Cases of a deadly outbreak of Legionnaires' disease are expected to peak this weekend, medics have said.
There are now 74 confirmed and suspected cases of Legionnaires' disease from the outbreak in the south-west of Edinburgh.
The source of the bug has not been identified but the Health and Safety Executive (HSE) has served an improvement notice on the North British Distillery Company for alleged failures to adequately control the risk of legionella in a cooling tower.
The company said it took three towers out of use on Thursday and is working with the authorities to resolve the issue.
Twenty-eight people have now been confirmed as having Legionnaires' disease and another 46 are suspected of having it.
So far one man has died, named locally as 56-year-old Robert Air, from Seafield in Edinburgh.
Fourteen people are in intensive care, a further 30 are in general hospital wards, 15 are being treated in the community and 10 have already been discharged from hospital.
Dr Duncan McCormick, Chair of the Incident Management Team at NHS Lothian, said: "The number of patients with confirmed or suspected Legionnaires' disease has increased since Thursday. This is exactly in line with what we expected and what we have predicted so far, based on the first presentation of patients and the incubation period of Legionnaires' disease which is between two and 14 days, but usually has an average of five to six days.
"We expect that the numbers of patients affected will peak over the weekend and then begin to fall as we move into the beginning of next week. The majority of patients who are presenting now are also on the lower end of the sickness scale and are therefore more likely to be treated in the community with appropriate care than be admitted into hospital, meaning that they are also unlikely to have underlying health conditions."

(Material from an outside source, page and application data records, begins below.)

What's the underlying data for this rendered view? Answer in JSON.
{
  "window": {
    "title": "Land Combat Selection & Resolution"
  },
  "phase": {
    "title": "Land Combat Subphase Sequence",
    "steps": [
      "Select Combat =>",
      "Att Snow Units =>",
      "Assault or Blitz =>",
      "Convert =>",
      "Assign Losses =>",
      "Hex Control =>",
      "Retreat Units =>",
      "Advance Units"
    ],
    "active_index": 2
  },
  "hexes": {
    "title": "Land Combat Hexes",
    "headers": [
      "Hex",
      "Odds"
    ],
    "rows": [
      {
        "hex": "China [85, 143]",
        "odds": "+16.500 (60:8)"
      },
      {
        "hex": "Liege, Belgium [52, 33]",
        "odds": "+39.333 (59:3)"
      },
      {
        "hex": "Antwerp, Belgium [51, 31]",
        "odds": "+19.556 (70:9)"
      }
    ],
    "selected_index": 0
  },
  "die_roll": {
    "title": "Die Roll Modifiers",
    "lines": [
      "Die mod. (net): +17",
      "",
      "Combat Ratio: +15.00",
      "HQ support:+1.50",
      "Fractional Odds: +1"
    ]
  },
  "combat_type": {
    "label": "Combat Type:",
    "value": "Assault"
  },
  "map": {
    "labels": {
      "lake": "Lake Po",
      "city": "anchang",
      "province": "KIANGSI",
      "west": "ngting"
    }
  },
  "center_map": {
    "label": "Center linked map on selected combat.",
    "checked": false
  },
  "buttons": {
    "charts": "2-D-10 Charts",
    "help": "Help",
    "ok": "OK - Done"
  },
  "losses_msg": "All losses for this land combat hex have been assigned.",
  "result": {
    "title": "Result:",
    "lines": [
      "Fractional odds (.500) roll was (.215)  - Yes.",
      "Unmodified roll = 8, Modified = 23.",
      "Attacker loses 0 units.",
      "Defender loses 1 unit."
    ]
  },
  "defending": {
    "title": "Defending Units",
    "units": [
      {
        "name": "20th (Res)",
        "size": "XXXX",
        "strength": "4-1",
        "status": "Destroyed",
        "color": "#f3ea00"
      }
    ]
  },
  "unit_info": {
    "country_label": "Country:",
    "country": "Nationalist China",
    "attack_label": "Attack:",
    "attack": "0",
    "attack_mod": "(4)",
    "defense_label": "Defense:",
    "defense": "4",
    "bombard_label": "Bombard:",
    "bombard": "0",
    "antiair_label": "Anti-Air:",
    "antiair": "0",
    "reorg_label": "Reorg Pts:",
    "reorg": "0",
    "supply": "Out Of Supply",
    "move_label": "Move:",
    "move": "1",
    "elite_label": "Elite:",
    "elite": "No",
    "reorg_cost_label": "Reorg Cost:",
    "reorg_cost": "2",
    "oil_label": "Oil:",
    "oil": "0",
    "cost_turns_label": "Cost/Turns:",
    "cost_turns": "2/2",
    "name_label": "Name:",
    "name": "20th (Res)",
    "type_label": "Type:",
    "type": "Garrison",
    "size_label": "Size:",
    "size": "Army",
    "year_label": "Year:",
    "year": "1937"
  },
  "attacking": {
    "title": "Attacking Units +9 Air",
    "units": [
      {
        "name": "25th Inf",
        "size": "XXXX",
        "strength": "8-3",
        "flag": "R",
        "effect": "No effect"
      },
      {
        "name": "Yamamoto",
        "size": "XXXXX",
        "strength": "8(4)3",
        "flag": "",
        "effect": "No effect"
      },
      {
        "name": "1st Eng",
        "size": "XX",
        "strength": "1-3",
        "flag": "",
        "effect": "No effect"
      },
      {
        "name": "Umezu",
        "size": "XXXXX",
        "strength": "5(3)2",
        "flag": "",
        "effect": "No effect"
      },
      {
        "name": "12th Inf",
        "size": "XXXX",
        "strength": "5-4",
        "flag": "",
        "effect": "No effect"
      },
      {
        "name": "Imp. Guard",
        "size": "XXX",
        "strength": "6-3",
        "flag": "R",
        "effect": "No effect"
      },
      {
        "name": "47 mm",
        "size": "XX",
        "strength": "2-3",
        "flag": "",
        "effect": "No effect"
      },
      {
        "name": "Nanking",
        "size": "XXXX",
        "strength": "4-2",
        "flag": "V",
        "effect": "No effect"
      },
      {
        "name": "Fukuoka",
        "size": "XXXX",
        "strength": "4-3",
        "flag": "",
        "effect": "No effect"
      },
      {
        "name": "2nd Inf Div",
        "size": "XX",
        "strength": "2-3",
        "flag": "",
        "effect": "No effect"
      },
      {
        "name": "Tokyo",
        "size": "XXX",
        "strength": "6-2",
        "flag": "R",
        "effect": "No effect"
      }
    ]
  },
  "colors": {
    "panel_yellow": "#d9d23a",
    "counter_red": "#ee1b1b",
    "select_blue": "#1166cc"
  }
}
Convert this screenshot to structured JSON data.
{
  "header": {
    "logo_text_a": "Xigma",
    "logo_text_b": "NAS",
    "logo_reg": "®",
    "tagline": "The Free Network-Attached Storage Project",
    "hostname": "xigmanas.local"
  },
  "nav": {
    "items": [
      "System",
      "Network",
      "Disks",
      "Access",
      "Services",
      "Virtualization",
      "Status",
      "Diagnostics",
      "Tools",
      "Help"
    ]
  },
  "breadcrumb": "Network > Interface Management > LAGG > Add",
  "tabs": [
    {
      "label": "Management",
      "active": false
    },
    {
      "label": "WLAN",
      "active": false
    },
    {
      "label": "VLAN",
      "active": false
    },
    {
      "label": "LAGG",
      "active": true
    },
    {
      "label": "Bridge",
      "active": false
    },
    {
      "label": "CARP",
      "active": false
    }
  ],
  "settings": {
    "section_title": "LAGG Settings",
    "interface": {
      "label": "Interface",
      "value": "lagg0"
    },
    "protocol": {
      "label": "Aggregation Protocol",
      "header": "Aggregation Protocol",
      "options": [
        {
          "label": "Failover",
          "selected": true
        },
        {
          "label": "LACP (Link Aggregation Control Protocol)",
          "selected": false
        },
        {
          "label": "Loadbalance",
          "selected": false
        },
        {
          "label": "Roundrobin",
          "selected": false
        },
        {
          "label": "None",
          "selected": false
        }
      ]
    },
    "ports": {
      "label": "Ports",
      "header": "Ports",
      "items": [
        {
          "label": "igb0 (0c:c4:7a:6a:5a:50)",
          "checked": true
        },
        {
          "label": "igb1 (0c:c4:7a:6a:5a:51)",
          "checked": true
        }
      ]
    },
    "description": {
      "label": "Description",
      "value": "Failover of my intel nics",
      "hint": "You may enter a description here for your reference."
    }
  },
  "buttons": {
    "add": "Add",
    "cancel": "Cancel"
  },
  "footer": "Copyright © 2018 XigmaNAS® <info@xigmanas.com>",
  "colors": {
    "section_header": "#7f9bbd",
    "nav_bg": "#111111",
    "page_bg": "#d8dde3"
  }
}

Four patients are now being cared for outside the NHS Lothian area: one in Glasgow, one in the north of England, one in the NHS Tayside area and one in NHS Lanarkshire. All these cases are considered to be linked to the outbreak in the south-west of Edinburgh.